Mounting violence between Israelis and Palestinians has left hundreds—mostly Palestinian—injured and 56 killed, including 14 children in Gaza. This comes at a moment of an almost palpable seachange in the discourse surrounding Israeli state violence and Palestinian resistance. The popular concept of a perpetually victimized Israel is in stark contrast to the graphic images that have come out of the region in the last week: Palestinians getting roughed up by Israeli police for opposing forced evictions and Israeli cops bombarding a mosque with stun grenades as worshipers prayed.
But Gal Gadot hasn’t received the memo. Or, more likely, she has, but doesn’t really give a shit.
The Israeli actor and star of the Wonder Woman franchise addressed the violence in her home country in a saccharine social media post that neglected to mention Palestinians (emphasis ours):
My heart breaks. My country is at war. I worry for my family, my friends. I worry for my people. This is a vicious cycle that has been going on for far too long. Israel deserves to live as a free and safe nation, Our neighbors deserve the same. I pray for the victims and their families, I pray for this unimaginable hostility to end. I pray for our leaders to find the solution so we could live side by side in peace. I pray for better days.
She posted the message to both Twitter and Instagram and disabled comments on both platforms.
In 2006, age 20, Gadot participated in mandatory service with the Israeli Defense Forces during Israel’s war with Lebanon. She continues to be an ardent defender of the IDF, a position that has often made her a source of controversy.
Gadot’s statement comes amid the largest cascade of violence the region has seen in nearly a decade. On May 6, Israeli security forces clashed with Palestinians protesting evictions in the East Jerusalem neighborhood of Sheikh Jarrah; on May 9, Israeli police stormed al-Aqsa Mosque, one of Islam’s holiest sites, a move United Nations rights office spokesman Rupert Colville described as “unprovoked” and “extremely worrying.” Israel claimed the mosque was being used as a military stronghold, a charge Husam Zomlot, the head of Palestinian Mission to the UK, described as “nonsense” in a recent interview with BBC Newsnight. In return, Hamas and the Islamic Jihad Movement in Palestine launched rockets into Israel, and Israel began a series of airstrikes. As of Wednesday, the number of casualties continues to rise, with Israel refusing to stop its attack on Gaza until they achieve “complete quiet.”

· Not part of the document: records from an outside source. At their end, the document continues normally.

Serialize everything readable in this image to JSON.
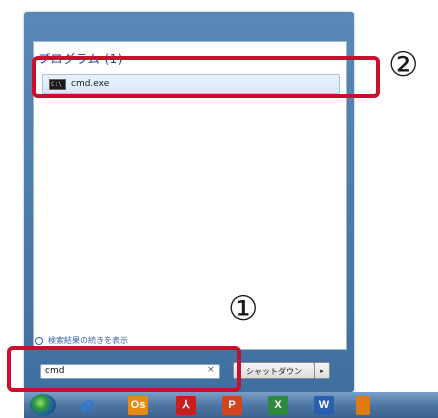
{
  "start_menu": {
    "programs_header": "プログラム (1)",
    "results": [
      {
        "label": "cmd.exe",
        "icon": "cmd-icon"
      }
    ],
    "more_results_label": "検索結果の続きを表示",
    "search": {
      "value": "cmd",
      "clear_glyph": "×"
    },
    "shutdown_label": "シャットダウン",
    "shutdown_arrow": "▸"
  },
  "taskbar": {
    "icons": [
      "start-orb",
      "internet-explorer-icon",
      "outlook-icon",
      "acrobat-icon",
      "powerpoint-icon",
      "excel-icon",
      "word-icon",
      "app-icon"
    ],
    "labels": {
      "ie": "e",
      "outlook": "Os",
      "acrobat": "⅄",
      "ppt": "P",
      "excel": "X",
      "word": "W",
      "extra": ""
    }
  },
  "annotations": {
    "step1": "①",
    "step2": "②",
    "color": "#c8102e"
  }
}
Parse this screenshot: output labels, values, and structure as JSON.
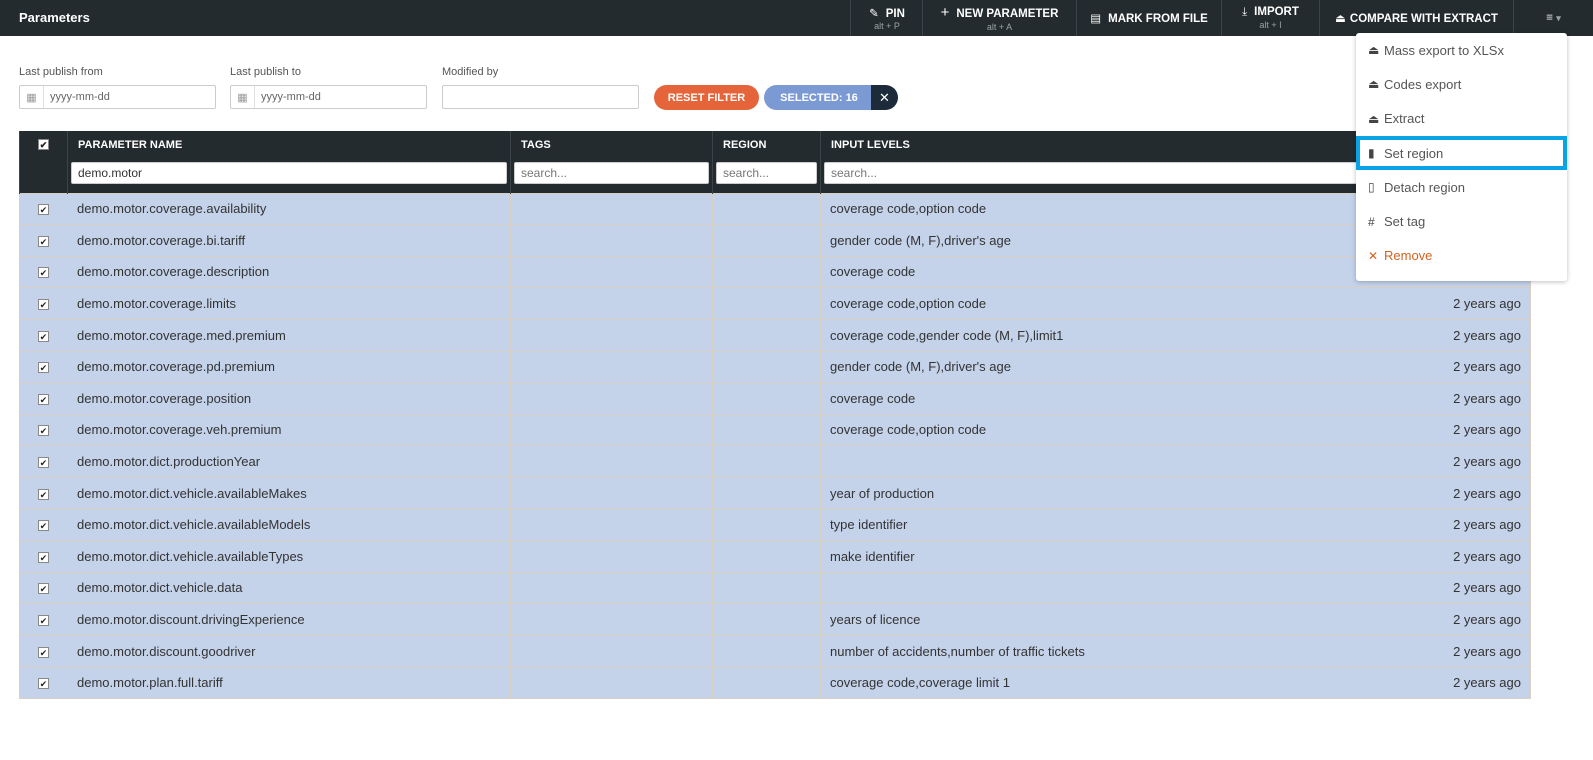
{
  "header": {
    "title": "Parameters",
    "buttons": [
      {
        "label": "PIN",
        "shortcut": "alt + P",
        "icon": "pin-icon"
      },
      {
        "label": "NEW PARAMETER",
        "shortcut": "alt + A",
        "icon": "plus-icon"
      },
      {
        "label": "MARK FROM FILE",
        "icon": "table-icon"
      },
      {
        "label": "IMPORT",
        "shortcut": "alt + I",
        "icon": "download-icon"
      },
      {
        "label": "COMPARE WITH EXTRACT",
        "icon": "upload-tray-icon"
      }
    ]
  },
  "filters": {
    "from_label": "Last publish from",
    "from_placeholder": "yyyy-mm-dd",
    "to_label": "Last publish to",
    "to_placeholder": "yyyy-mm-dd",
    "modified_label": "Modified by",
    "modified_value": "",
    "reset": "RESET FILTER",
    "selected": "SELECTED: 16"
  },
  "table": {
    "headers": [
      "PARAMETER NAME",
      "TAGS",
      "REGION",
      "INPUT LEVELS"
    ],
    "filters": {
      "name": "demo.motor",
      "search_placeholder": "search..."
    },
    "rows": [
      {
        "name": "demo.motor.coverage.availability",
        "levels": "coverage code,option code",
        "date": ""
      },
      {
        "name": "demo.motor.coverage.bi.tariff",
        "levels": "gender code (M, F),driver's age",
        "date": ""
      },
      {
        "name": "demo.motor.coverage.description",
        "levels": "coverage code",
        "date": ""
      },
      {
        "name": "demo.motor.coverage.limits",
        "levels": "coverage code,option code",
        "date": "2 years ago"
      },
      {
        "name": "demo.motor.coverage.med.premium",
        "levels": "coverage code,gender code (M, F),limit1",
        "date": "2 years ago"
      },
      {
        "name": "demo.motor.coverage.pd.premium",
        "levels": "gender code (M, F),driver's age",
        "date": "2 years ago"
      },
      {
        "name": "demo.motor.coverage.position",
        "levels": "coverage code",
        "date": "2 years ago"
      },
      {
        "name": "demo.motor.coverage.veh.premium",
        "levels": "coverage code,option code",
        "date": "2 years ago"
      },
      {
        "name": "demo.motor.dict.productionYear",
        "levels": "",
        "date": "2 years ago"
      },
      {
        "name": "demo.motor.dict.vehicle.availableMakes",
        "levels": "year of production",
        "date": "2 years ago"
      },
      {
        "name": "demo.motor.dict.vehicle.availableModels",
        "levels": "type identifier",
        "date": "2 years ago"
      },
      {
        "name": "demo.motor.dict.vehicle.availableTypes",
        "levels": "make identifier",
        "date": "2 years ago"
      },
      {
        "name": "demo.motor.dict.vehicle.data",
        "levels": "",
        "date": "2 years ago"
      },
      {
        "name": "demo.motor.discount.drivingExperience",
        "levels": "years of licence",
        "date": "2 years ago"
      },
      {
        "name": "demo.motor.discount.goodriver",
        "levels": "number of accidents,number of traffic tickets",
        "date": "2 years ago"
      },
      {
        "name": "demo.motor.plan.full.tariff",
        "levels": "coverage code,coverage limit 1",
        "date": "2 years ago"
      }
    ]
  },
  "menu": {
    "items": [
      {
        "label": "Mass export to XLSx",
        "icon": "export-icon"
      },
      {
        "label": "Codes export",
        "icon": "export-icon"
      },
      {
        "label": "Extract",
        "icon": "export-icon"
      },
      {
        "label": "Set region",
        "icon": "bookmark-filled-icon"
      },
      {
        "label": "Detach region",
        "icon": "bookmark-outline-icon"
      },
      {
        "label": "Set tag",
        "icon": "hash-icon"
      },
      {
        "label": "Remove",
        "icon": "close-icon"
      }
    ]
  },
  "colors": {
    "accent": "#e5643a",
    "selected": "#7b9ad3",
    "row": "#c4d2ea",
    "highlight": "#0aa3e3",
    "dark": "#232b2e"
  }
}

The pattern of Israel violently subjugating Palestinians and violent Palestinian resistance is not a new one, but it appears that the days of politicians espousing blind support for Israel without substantial public pushback are slowly ending. On Monday, former Democratic presidential candidate and current New York City mayoral frontrunner Andrew Yang tweeted a bold statement of support for Israel. “I’m standing with the people of Israel who are coming under bombardment attacks, and condemn the Hamas terrorists,” he wrote. “The people of NYC will always stand with our brothers and sisters in Israel who face down terrorism and persevere.”
While his statement was immediately embraced by right-wingers like Stephen Miller and Ted Cruz, it was not widely appreciated. After being scolded by everyone from Crazy Rich Asians actor Henry Golding to residents of Queens, he released a hamhanded apology.
But the problem with both Gadot’s statement and Yang’s insistence that he “mourn[s] for every Palestinian life taken before its time as I do for every Israeli” is that it implies a sort of goofy both-sides-ism that doesn’t actually reflect the reality of what is happening on the ground. It’s true that both sides have acted in violence, but only Israel has an ultra-advanced military and police force with billions of dollars in budgetary support from the United States. Only Palestine has a shortlist of casualties, Israel does not.
But why speak the truth when there are elections to win and movies to sell?